■ Collection entries ■
# # # #

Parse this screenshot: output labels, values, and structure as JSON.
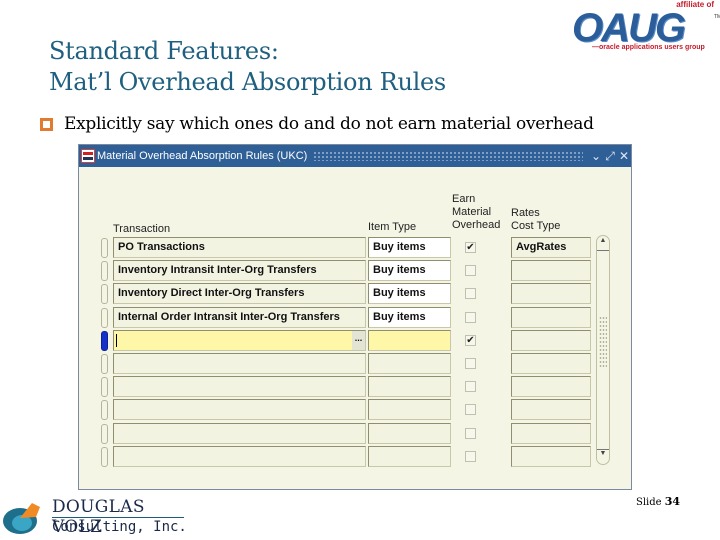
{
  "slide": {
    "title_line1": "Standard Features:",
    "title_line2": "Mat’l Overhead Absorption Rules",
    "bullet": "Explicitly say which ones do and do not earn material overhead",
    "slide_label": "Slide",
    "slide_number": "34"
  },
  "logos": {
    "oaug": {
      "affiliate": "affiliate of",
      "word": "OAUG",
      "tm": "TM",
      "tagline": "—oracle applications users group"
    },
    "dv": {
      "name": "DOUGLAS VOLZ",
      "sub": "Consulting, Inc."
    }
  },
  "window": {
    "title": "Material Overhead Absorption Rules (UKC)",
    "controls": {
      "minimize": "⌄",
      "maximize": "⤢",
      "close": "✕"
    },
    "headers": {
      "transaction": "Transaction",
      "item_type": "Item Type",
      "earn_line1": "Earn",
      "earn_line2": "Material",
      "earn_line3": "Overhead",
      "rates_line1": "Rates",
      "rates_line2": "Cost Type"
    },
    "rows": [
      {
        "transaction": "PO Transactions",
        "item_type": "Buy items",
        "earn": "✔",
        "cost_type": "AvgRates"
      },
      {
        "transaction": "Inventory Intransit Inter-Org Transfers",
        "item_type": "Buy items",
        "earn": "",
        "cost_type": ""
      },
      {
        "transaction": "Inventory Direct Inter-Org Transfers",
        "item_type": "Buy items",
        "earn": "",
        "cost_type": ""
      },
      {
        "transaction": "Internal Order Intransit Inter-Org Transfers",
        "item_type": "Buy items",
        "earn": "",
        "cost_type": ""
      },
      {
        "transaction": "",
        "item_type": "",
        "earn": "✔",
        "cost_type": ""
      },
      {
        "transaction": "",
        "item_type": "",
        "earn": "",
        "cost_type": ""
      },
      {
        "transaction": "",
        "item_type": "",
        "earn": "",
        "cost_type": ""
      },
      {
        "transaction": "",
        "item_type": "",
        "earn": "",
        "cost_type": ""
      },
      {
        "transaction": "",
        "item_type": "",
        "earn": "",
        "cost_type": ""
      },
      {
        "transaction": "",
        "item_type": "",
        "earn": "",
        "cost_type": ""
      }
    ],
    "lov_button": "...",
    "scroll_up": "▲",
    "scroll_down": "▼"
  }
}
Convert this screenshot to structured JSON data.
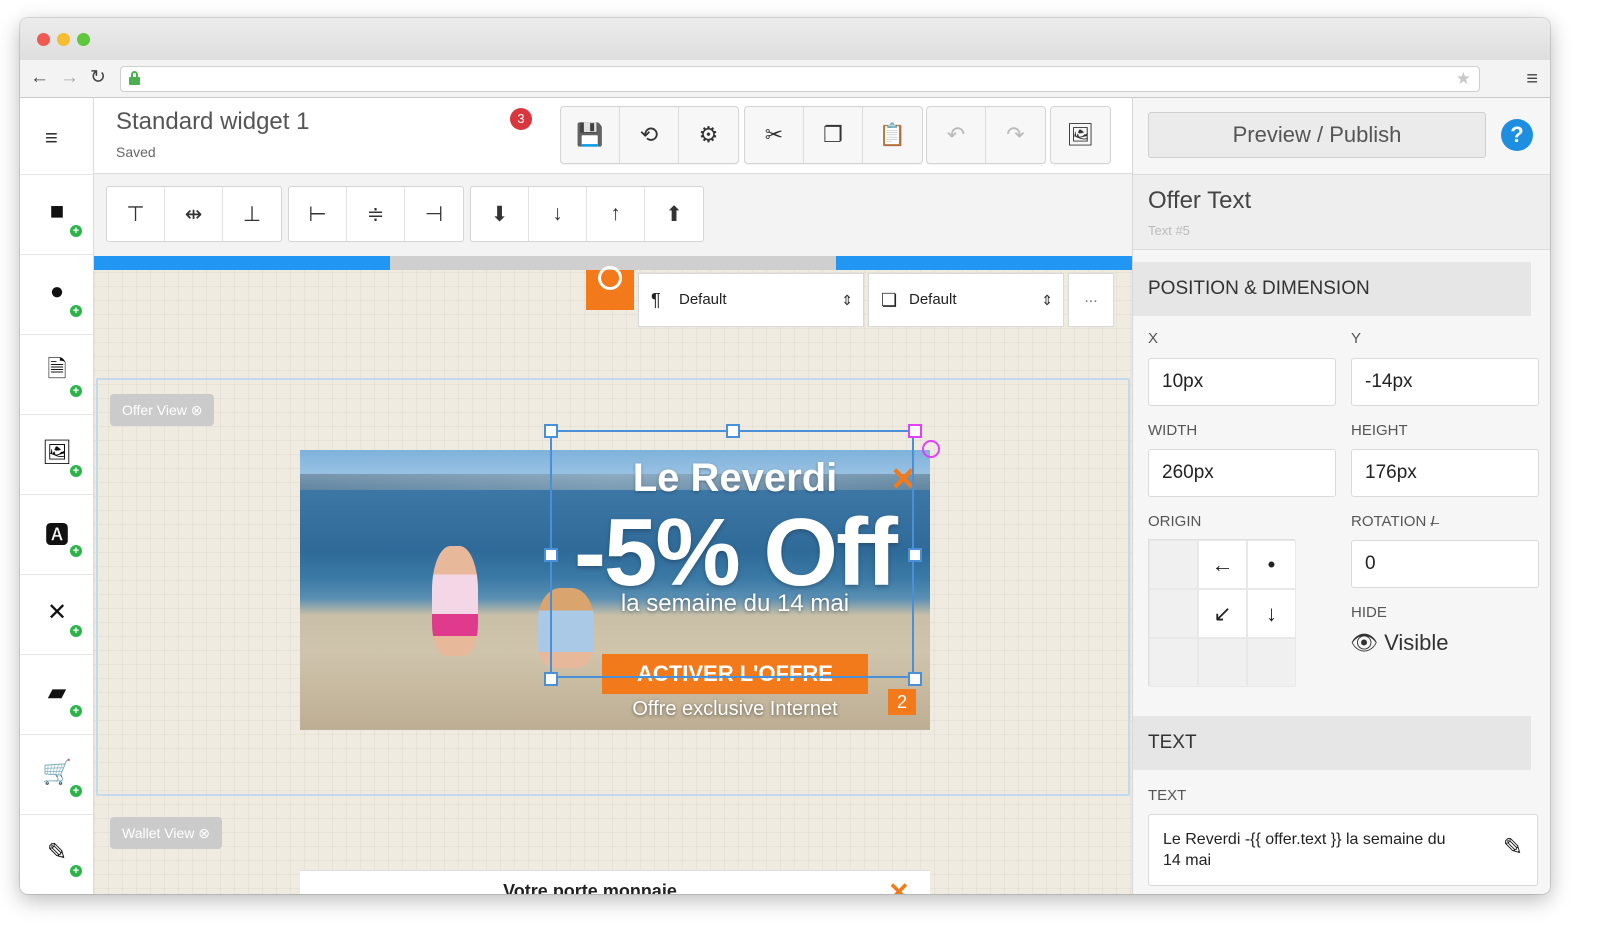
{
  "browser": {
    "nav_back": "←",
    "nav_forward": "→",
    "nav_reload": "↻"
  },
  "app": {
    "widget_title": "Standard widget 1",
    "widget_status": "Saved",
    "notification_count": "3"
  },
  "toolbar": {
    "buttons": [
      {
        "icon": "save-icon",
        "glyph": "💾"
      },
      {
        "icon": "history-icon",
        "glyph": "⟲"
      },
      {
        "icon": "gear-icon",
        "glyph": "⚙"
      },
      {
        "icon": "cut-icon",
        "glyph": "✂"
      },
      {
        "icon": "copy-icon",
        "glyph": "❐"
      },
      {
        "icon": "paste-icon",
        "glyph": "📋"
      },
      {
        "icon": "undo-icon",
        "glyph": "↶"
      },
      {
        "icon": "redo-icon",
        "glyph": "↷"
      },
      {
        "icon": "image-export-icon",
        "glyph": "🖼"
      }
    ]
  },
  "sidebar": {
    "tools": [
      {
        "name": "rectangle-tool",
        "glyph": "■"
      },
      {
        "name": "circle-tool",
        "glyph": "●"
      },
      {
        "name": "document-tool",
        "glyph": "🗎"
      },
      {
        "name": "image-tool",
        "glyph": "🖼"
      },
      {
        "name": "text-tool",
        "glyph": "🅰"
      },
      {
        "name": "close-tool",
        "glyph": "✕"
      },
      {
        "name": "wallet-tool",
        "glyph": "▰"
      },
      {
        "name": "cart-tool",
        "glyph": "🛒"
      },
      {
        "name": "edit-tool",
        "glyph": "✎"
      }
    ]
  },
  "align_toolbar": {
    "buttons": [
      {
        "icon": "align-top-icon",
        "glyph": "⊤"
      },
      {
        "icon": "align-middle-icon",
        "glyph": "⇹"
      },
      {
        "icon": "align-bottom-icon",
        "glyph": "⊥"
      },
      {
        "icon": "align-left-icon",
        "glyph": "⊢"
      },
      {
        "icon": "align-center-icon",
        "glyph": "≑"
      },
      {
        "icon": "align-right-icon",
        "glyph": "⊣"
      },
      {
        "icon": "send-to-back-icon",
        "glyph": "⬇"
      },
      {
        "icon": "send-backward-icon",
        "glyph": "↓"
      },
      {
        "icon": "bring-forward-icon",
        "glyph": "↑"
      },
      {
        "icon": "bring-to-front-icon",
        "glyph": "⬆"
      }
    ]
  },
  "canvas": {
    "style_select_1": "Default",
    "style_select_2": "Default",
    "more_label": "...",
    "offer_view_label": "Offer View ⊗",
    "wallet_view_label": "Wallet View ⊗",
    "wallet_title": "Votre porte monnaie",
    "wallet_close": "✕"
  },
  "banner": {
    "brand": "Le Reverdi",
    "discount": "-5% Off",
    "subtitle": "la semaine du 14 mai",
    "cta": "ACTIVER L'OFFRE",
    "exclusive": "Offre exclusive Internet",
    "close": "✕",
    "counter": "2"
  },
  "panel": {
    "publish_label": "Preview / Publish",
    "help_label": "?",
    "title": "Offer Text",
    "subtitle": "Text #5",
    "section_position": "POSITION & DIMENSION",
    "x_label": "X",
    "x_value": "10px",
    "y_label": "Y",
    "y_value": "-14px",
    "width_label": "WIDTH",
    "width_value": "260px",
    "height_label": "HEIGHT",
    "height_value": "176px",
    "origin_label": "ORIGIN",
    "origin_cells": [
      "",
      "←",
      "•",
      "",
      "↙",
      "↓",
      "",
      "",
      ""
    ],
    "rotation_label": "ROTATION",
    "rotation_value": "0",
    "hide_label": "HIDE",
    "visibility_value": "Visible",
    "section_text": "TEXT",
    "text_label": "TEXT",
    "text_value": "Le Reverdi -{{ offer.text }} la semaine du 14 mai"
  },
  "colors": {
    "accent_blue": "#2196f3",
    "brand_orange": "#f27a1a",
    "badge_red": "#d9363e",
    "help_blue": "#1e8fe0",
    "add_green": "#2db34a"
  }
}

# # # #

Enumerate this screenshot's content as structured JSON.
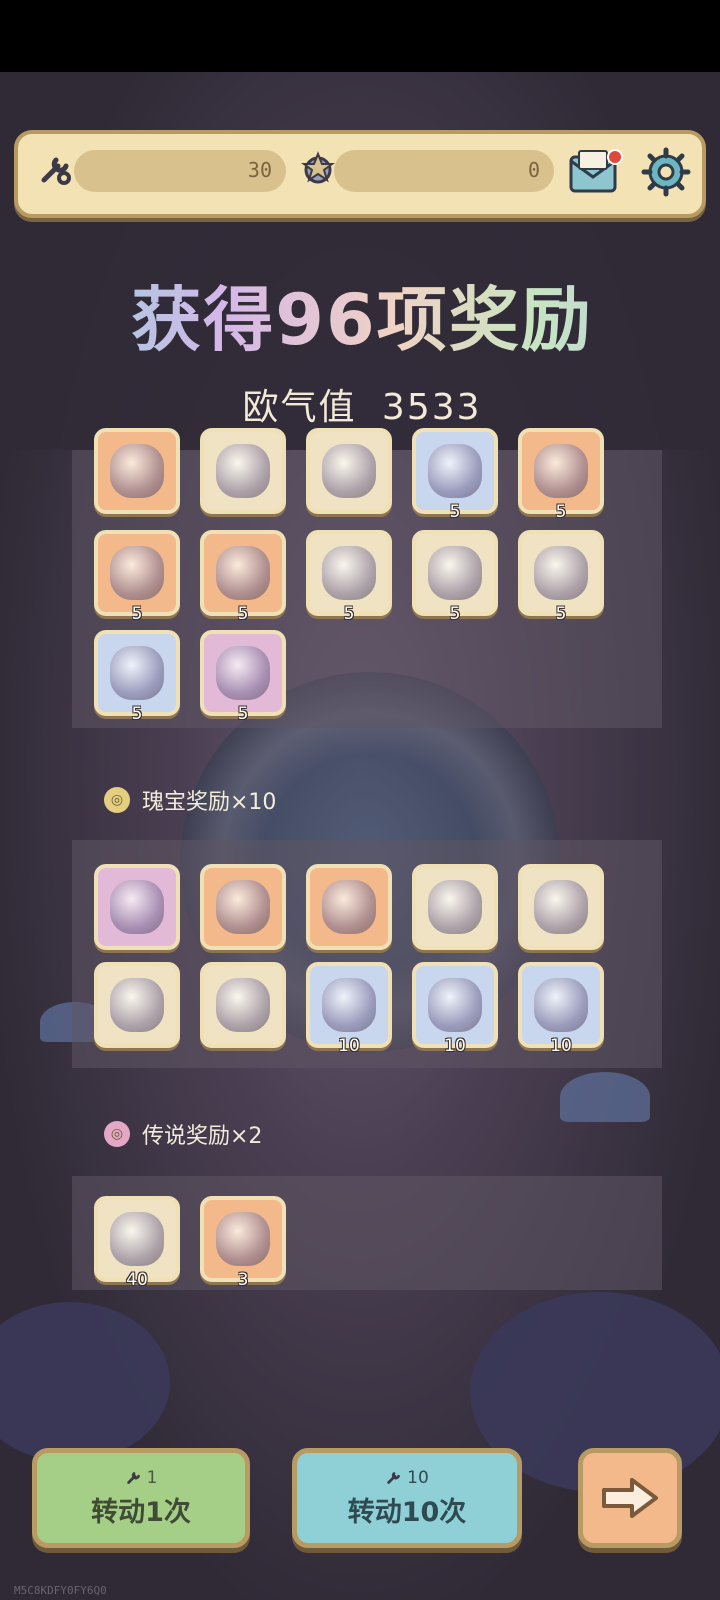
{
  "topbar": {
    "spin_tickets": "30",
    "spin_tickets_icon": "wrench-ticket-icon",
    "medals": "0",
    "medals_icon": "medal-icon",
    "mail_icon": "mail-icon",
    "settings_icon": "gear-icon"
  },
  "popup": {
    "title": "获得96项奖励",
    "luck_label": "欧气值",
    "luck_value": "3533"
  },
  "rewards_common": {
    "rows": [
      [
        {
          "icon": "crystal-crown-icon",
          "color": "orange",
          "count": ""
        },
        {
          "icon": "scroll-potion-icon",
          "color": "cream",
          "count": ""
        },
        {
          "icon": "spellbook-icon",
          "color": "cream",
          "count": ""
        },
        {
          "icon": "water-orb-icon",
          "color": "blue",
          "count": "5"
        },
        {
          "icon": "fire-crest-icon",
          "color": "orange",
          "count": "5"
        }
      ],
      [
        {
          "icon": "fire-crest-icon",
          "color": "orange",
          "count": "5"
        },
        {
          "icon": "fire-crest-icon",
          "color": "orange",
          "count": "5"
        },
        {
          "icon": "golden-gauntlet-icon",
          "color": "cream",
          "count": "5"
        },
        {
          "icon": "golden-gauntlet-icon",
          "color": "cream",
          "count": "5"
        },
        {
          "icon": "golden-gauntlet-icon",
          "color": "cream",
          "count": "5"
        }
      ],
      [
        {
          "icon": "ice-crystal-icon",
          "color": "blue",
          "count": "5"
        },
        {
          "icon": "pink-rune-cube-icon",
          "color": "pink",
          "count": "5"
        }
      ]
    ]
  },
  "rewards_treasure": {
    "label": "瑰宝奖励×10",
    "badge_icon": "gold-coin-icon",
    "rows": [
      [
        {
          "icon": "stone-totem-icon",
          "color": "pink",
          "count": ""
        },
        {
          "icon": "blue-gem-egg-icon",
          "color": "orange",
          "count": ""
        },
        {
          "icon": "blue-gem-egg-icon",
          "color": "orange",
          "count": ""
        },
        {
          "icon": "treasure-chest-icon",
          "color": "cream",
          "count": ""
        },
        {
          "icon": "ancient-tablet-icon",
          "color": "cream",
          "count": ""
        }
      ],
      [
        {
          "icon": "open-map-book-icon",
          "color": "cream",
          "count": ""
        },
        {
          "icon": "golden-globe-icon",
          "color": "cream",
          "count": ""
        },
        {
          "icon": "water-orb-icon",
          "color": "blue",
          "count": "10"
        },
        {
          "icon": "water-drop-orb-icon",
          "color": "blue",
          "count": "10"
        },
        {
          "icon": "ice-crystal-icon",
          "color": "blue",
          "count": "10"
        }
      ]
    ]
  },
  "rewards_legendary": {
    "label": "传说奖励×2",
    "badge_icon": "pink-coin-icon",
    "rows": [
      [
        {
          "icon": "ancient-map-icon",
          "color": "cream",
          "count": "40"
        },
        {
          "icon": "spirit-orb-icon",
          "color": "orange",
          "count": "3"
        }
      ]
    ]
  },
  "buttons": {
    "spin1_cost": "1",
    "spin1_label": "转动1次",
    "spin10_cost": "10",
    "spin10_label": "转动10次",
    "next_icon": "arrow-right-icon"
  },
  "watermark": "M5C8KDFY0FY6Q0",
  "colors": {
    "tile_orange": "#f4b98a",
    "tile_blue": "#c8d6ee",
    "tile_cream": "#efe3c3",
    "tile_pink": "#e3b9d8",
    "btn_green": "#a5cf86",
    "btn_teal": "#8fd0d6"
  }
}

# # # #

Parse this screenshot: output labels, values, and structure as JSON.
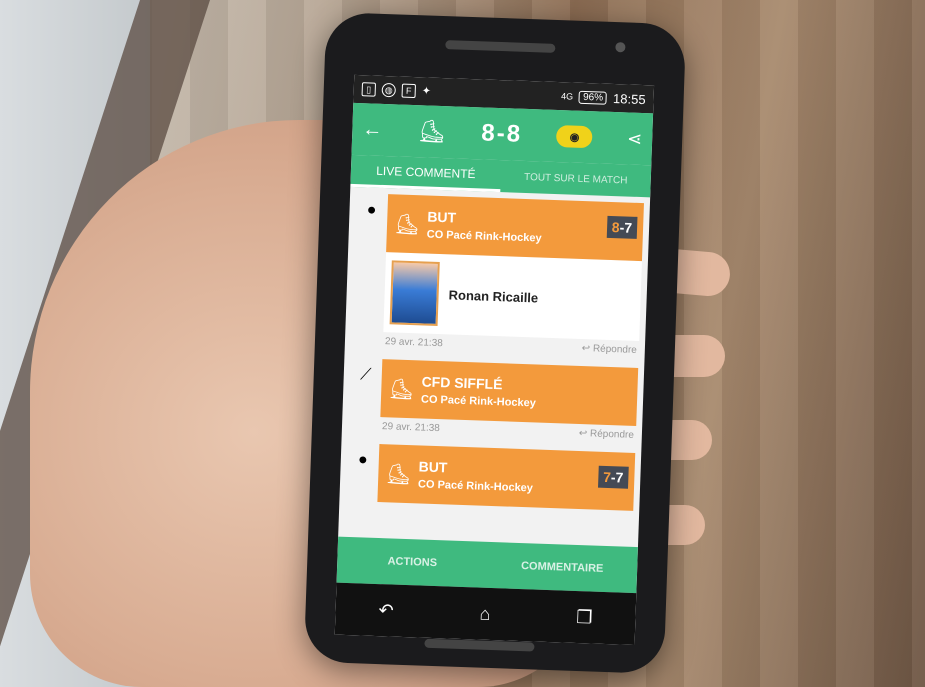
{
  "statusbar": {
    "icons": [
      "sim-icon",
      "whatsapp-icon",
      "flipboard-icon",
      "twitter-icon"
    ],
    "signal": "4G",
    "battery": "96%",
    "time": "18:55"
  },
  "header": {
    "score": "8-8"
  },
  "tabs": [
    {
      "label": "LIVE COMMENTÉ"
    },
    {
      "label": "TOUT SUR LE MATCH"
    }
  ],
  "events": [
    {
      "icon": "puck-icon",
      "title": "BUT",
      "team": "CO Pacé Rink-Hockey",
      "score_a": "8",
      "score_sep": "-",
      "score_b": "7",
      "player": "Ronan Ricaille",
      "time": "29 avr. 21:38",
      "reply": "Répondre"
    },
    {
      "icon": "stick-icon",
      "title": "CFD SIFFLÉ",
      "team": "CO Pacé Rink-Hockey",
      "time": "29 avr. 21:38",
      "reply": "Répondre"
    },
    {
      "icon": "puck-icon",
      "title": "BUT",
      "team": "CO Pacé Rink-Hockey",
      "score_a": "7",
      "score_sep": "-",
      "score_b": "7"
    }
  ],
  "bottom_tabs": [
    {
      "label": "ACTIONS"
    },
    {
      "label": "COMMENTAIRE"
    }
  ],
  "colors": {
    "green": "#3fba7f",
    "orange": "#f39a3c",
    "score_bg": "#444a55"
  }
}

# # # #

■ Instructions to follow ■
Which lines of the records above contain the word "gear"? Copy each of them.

■ Task output ■
        "icon": "gear-icon",
    "settings_icon": "gear-icon"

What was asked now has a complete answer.